*** Opening Source data ***

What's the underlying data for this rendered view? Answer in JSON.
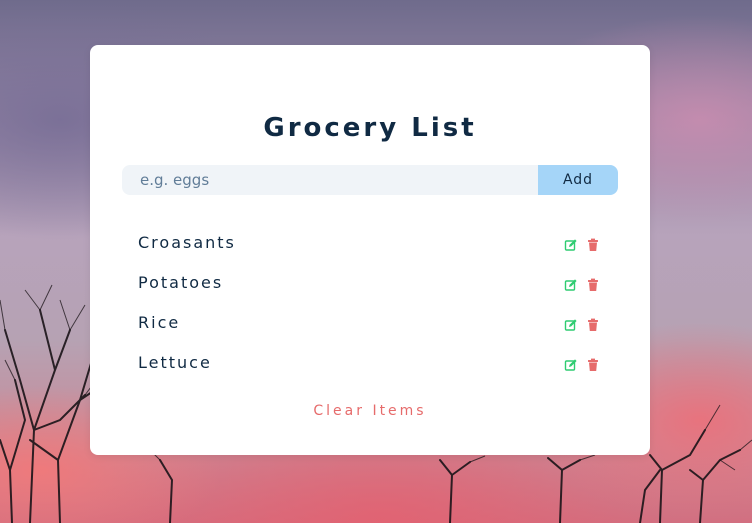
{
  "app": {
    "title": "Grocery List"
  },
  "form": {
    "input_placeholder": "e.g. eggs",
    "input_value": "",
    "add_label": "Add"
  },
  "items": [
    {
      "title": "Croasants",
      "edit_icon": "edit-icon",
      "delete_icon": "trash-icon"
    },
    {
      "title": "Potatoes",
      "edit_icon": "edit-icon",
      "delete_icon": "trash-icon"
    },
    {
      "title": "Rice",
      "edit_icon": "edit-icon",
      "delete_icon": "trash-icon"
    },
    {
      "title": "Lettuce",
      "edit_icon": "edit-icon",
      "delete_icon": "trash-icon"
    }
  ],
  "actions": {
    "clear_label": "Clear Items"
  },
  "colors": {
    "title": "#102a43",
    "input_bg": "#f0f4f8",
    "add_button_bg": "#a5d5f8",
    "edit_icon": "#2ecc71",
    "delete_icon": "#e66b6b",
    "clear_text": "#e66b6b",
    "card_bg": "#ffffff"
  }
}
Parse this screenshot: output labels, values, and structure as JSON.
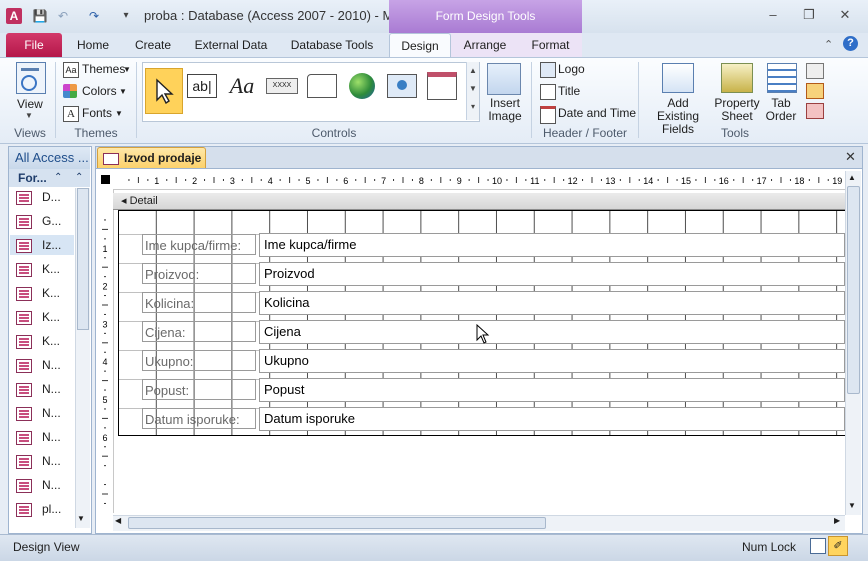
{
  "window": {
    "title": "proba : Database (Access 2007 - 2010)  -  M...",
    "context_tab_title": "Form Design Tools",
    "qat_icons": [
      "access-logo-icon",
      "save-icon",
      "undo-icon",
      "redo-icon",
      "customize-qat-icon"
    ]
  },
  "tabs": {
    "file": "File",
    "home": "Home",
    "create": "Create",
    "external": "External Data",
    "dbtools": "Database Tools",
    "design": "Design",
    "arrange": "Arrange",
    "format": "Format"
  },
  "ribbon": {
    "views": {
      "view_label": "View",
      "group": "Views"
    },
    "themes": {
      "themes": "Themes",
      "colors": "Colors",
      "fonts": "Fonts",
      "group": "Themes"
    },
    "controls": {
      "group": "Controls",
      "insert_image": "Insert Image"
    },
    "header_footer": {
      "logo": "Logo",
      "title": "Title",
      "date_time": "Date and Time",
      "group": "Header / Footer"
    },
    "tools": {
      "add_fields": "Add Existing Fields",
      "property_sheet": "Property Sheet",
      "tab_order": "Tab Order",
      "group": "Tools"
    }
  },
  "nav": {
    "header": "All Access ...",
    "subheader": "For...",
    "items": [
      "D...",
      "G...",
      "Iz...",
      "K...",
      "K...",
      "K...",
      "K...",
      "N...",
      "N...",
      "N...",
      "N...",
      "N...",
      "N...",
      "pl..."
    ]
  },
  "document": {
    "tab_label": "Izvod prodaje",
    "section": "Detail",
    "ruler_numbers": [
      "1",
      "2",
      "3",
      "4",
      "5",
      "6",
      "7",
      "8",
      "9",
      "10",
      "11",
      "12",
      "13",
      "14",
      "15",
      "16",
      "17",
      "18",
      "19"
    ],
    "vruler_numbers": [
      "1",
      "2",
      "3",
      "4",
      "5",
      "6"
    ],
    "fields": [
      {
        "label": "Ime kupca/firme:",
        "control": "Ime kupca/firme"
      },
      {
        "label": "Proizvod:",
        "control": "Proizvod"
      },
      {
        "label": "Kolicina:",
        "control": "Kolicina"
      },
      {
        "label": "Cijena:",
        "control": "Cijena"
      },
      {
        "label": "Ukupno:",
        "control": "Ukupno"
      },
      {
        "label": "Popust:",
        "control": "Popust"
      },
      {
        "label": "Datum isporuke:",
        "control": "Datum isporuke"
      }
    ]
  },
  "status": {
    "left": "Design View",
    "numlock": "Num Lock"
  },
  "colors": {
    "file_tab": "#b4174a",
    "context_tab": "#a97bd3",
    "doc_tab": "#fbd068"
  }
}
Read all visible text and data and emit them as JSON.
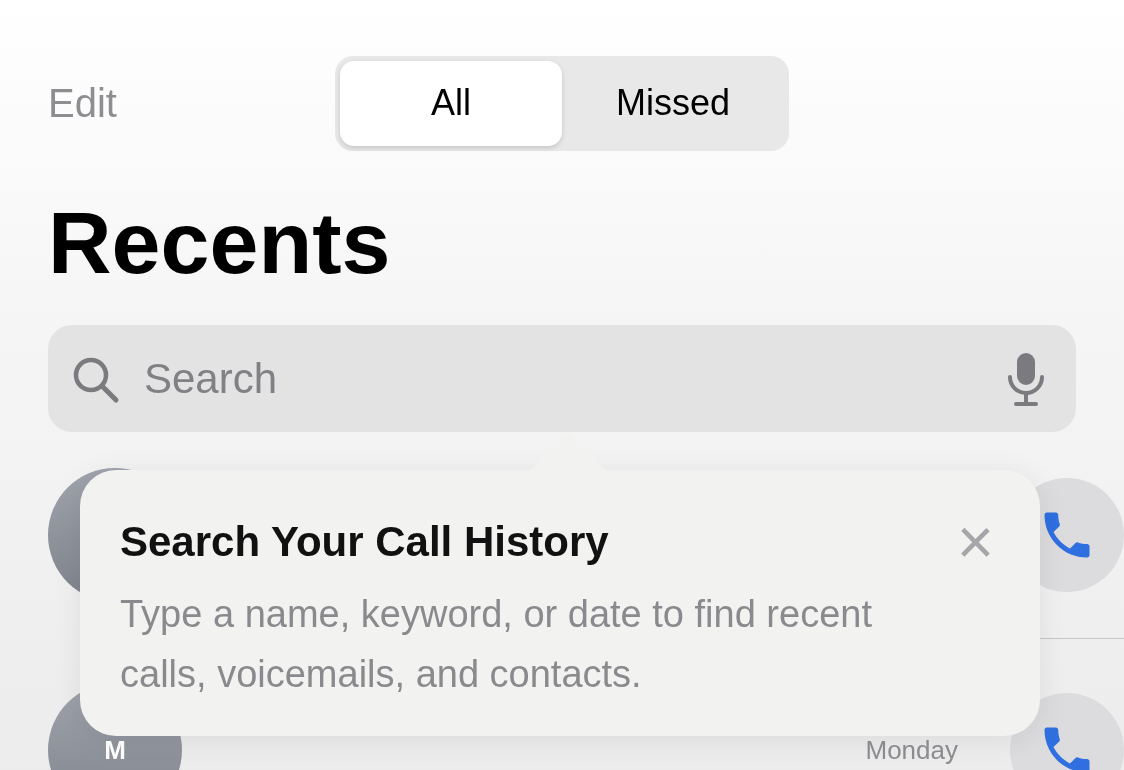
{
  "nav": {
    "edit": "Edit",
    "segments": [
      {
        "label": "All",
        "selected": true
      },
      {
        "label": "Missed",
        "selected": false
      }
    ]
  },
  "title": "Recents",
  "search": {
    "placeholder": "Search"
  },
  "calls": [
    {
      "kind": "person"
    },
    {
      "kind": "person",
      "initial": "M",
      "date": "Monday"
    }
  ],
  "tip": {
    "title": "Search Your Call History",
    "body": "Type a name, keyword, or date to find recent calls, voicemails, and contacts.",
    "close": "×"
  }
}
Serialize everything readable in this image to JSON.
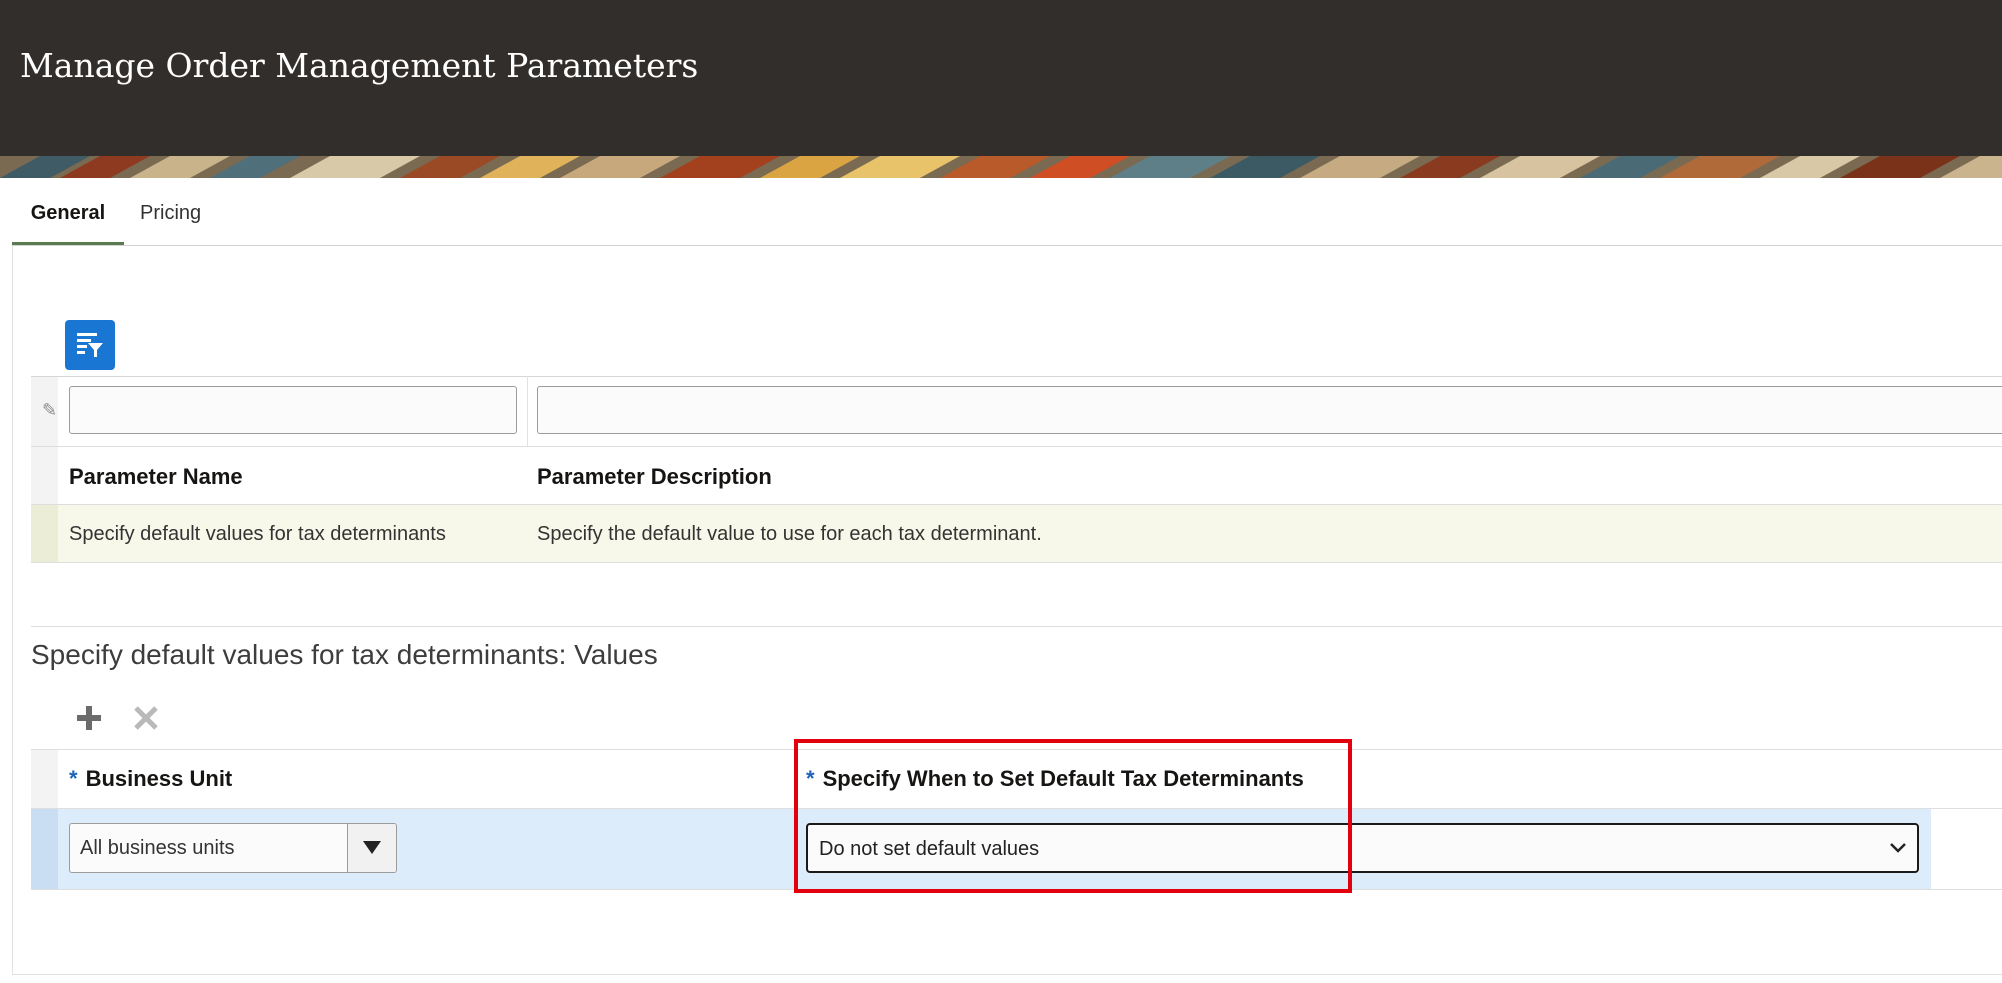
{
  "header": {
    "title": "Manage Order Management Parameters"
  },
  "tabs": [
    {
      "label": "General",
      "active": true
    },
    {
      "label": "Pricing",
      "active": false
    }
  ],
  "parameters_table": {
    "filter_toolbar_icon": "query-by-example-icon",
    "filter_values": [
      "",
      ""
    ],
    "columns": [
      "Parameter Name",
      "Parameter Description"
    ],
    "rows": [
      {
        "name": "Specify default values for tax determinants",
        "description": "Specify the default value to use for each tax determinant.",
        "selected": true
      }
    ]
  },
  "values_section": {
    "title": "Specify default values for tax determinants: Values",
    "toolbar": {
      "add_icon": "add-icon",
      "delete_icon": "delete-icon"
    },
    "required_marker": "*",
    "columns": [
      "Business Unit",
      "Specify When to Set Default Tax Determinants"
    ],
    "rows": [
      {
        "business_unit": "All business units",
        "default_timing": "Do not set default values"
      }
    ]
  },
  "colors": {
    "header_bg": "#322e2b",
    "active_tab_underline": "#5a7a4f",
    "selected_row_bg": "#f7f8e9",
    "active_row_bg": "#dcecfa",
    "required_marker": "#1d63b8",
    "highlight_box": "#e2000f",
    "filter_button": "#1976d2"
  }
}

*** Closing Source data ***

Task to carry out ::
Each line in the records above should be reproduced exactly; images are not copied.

Answer space ::
What's the underlying data for this rendered view? Answer in JSON.
{
  "app": {
    "title": "Grocery List"
  },
  "form": {
    "input_placeholder": "e.g. eggs",
    "input_value": "",
    "add_label": "Add"
  },
  "items": [
    {
      "title": "Croasants",
      "edit_icon": "edit-icon",
      "delete_icon": "trash-icon"
    },
    {
      "title": "Potatoes",
      "edit_icon": "edit-icon",
      "delete_icon": "trash-icon"
    },
    {
      "title": "Rice",
      "edit_icon": "edit-icon",
      "delete_icon": "trash-icon"
    },
    {
      "title": "Lettuce",
      "edit_icon": "edit-icon",
      "delete_icon": "trash-icon"
    }
  ],
  "actions": {
    "clear_label": "Clear Items"
  },
  "colors": {
    "title": "#102a43",
    "input_bg": "#f0f4f8",
    "add_button_bg": "#a5d5f8",
    "edit_icon": "#2ecc71",
    "delete_icon": "#e66b6b",
    "clear_text": "#e66b6b",
    "card_bg": "#ffffff"
  }
}
Parse this screenshot: output labels, values, and structure as JSON.
{
  "window": {
    "title": "proba : Database (Access 2007 - 2010)  -  M...",
    "context_tab_title": "Form Design Tools",
    "qat_icons": [
      "access-logo-icon",
      "save-icon",
      "undo-icon",
      "redo-icon",
      "customize-qat-icon"
    ]
  },
  "tabs": {
    "file": "File",
    "home": "Home",
    "create": "Create",
    "external": "External Data",
    "dbtools": "Database Tools",
    "design": "Design",
    "arrange": "Arrange",
    "format": "Format"
  },
  "ribbon": {
    "views": {
      "view_label": "View",
      "group": "Views"
    },
    "themes": {
      "themes": "Themes",
      "colors": "Colors",
      "fonts": "Fonts",
      "group": "Themes"
    },
    "controls": {
      "group": "Controls",
      "insert_image": "Insert Image"
    },
    "header_footer": {
      "logo": "Logo",
      "title": "Title",
      "date_time": "Date and Time",
      "group": "Header / Footer"
    },
    "tools": {
      "add_fields": "Add Existing Fields",
      "property_sheet": "Property Sheet",
      "tab_order": "Tab Order",
      "group": "Tools"
    }
  },
  "nav": {
    "header": "All Access ...",
    "subheader": "For...",
    "items": [
      "D...",
      "G...",
      "Iz...",
      "K...",
      "K...",
      "K...",
      "K...",
      "N...",
      "N...",
      "N...",
      "N...",
      "N...",
      "N...",
      "pl..."
    ]
  },
  "document": {
    "tab_label": "Izvod prodaje",
    "section": "Detail",
    "ruler_numbers": [
      "1",
      "2",
      "3",
      "4",
      "5",
      "6",
      "7",
      "8",
      "9",
      "10",
      "11",
      "12",
      "13",
      "14",
      "15",
      "16",
      "17",
      "18",
      "19"
    ],
    "vruler_numbers": [
      "1",
      "2",
      "3",
      "4",
      "5",
      "6"
    ],
    "fields": [
      {
        "label": "Ime kupca/firme:",
        "control": "Ime kupca/firme"
      },
      {
        "label": "Proizvod:",
        "control": "Proizvod"
      },
      {
        "label": "Kolicina:",
        "control": "Kolicina"
      },
      {
        "label": "Cijena:",
        "control": "Cijena"
      },
      {
        "label": "Ukupno:",
        "control": "Ukupno"
      },
      {
        "label": "Popust:",
        "control": "Popust"
      },
      {
        "label": "Datum isporuke:",
        "control": "Datum isporuke"
      }
    ]
  },
  "status": {
    "left": "Design View",
    "numlock": "Num Lock"
  },
  "colors": {
    "file_tab": "#b4174a",
    "context_tab": "#a97bd3",
    "doc_tab": "#fbd068"
  }
}
Read all visible text and data and emit them as JSON.
{
  "nav": {
    "edit": "Edit",
    "segments": [
      {
        "label": "All",
        "selected": true
      },
      {
        "label": "Missed",
        "selected": false
      }
    ]
  },
  "title": "Recents",
  "search": {
    "placeholder": "Search"
  },
  "calls": [
    {
      "kind": "person"
    },
    {
      "kind": "person",
      "initial": "M",
      "date": "Monday"
    }
  ],
  "tip": {
    "title": "Search Your Call History",
    "body": "Type a name, keyword, or date to find recent calls, voicemails, and contacts.",
    "close": "×"
  }
}
Serialize everything readable in this image to JSON.
{
  "header": {
    "title": "Manage Order Management Parameters"
  },
  "tabs": [
    {
      "label": "General",
      "active": true
    },
    {
      "label": "Pricing",
      "active": false
    }
  ],
  "parameters_table": {
    "filter_toolbar_icon": "query-by-example-icon",
    "filter_values": [
      "",
      ""
    ],
    "columns": [
      "Parameter Name",
      "Parameter Description"
    ],
    "rows": [
      {
        "name": "Specify default values for tax determinants",
        "description": "Specify the default value to use for each tax determinant.",
        "selected": true
      }
    ]
  },
  "values_section": {
    "title": "Specify default values for tax determinants: Values",
    "toolbar": {
      "add_icon": "add-icon",
      "delete_icon": "delete-icon"
    },
    "required_marker": "*",
    "columns": [
      "Business Unit",
      "Specify When to Set Default Tax Determinants"
    ],
    "rows": [
      {
        "business_unit": "All business units",
        "default_timing": "Do not set default values"
      }
    ]
  },
  "colors": {
    "header_bg": "#322e2b",
    "active_tab_underline": "#5a7a4f",
    "selected_row_bg": "#f7f8e9",
    "active_row_bg": "#dcecfa",
    "required_marker": "#1d63b8",
    "highlight_box": "#e2000f",
    "filter_button": "#1976d2"
  }
}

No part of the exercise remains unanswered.